He also cites the individual entrepreneurship courses as invaluable. “The focus is on innovation – not just the ideas but the practical solutions about getting a viable product to market,” he says. “We learned not to try to do everything all at once, but to get a smaller product and test that. The incubation of Cultrex took place during our MBA studies but it didn’t even have a name – we were playing with the idea, learning the fundamental lessons to help us make it a success.”

So how far could they take this idea? “Wherever there’s a museum or culturally important site, Cultrex could bring the experience alive,” says O’Dell. “It doesn’t have to be ancient civilisations – we could, for instance, do a walking tour of street art in London. We are one of the main sponsors of the most important museum and technology conference globally (Museums and the Web 2016); and are now getting ready for the event in Los Angeles.

“Museums want to engage people like this but some don’t know where to start. They have all this information to get across but we can give them the visuals, the narration, the presentation to make it an experience. We not only provide a robust app, but we also work in close partnership with the museums to develop the “the story of their exhibition” for the mobile tours. And we can, where appropriate, do it with humour, too – museums can sometimes seem very dry places.
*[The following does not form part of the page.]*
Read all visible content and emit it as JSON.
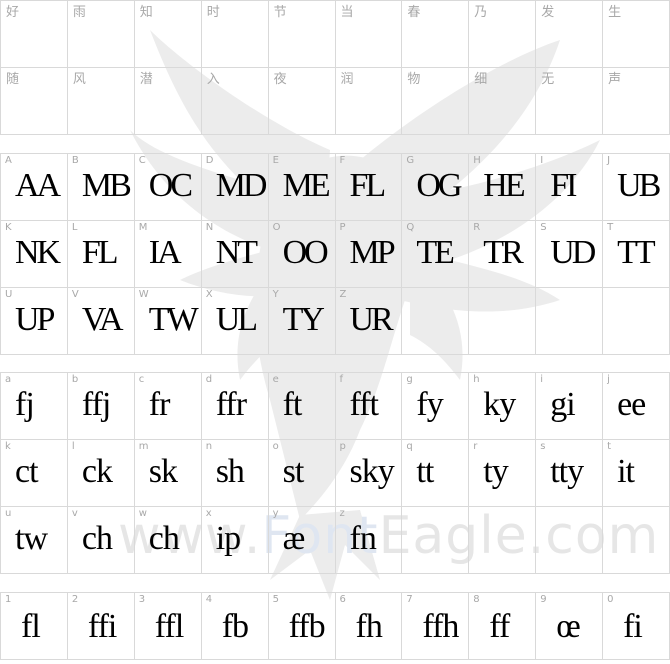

Our app engages people, it puts them right in the heart of it.”

And of course, their cultural surroundings in Cambridge and beyond has also inspired them. “I’d love to do something with the Fitzwilliam Museum,” says Turkseven. “And if Boris wants us to do a ‘top 10 cultural sites in London’ we’d be up for that too!”